Press release from the issuing company

March 5, 2004 -- (WhatTheyThink.com) -- The Associated Press reported last evening that a federal jury has awarded On Demand Machine Corp. $15 million in damages. The jury agreed with the plaintiff's claim that the nation's leading provider of on-demand book printing infringed on its patent for the technology. The defendants, Lightning Source, Ingram Industries and Amazon.com plan to appeal. The verdict could mean that consumers who follow certain steps to order a book printed-on-demand also may be infringing on the patent, a lawyer for the plaintiff told the AP. According to court records, the suit was filed in October 2001 by On Demand Machine Corp., founded by systems engineer Harvey Ross. In 1990 he developed the concept of on-demand book printing. Ross passed away in 2002. The AP says that Ross' idea was that a customer could enter a bookstore kiosk, key a book title into a computer and access a synopsis, sales and other consumer information before clicking on a command that would produce a printed, bound and covered book within minutes. Reportedly he took his prototype to book expos in New York, but his idea never became a commercial reality. The company has asked the Judge to halt the defendants' on-demand-book-printing operations.

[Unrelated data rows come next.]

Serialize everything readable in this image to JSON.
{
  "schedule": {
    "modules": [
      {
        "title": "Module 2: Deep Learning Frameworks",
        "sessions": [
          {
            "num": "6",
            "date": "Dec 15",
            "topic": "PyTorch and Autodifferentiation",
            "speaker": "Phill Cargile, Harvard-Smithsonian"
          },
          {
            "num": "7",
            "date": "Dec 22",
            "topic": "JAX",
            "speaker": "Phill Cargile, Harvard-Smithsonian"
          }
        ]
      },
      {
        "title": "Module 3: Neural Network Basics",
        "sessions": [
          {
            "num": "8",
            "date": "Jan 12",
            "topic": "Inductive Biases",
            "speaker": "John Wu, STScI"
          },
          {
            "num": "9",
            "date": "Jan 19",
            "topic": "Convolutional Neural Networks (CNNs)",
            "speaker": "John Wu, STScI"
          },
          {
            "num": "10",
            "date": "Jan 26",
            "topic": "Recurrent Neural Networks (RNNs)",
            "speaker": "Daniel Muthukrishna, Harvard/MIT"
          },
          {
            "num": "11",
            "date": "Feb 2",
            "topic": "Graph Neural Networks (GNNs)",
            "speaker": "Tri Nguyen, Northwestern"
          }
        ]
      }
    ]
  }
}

A decision on that request is expected within weeks. Also, the law allows for triple damages in cases of "willful" patent infringement according to the Kansas City Star. WhatTheyThink.com was unable to reach the parties in this case as of press time. We will publish more information on this story as it becomes available.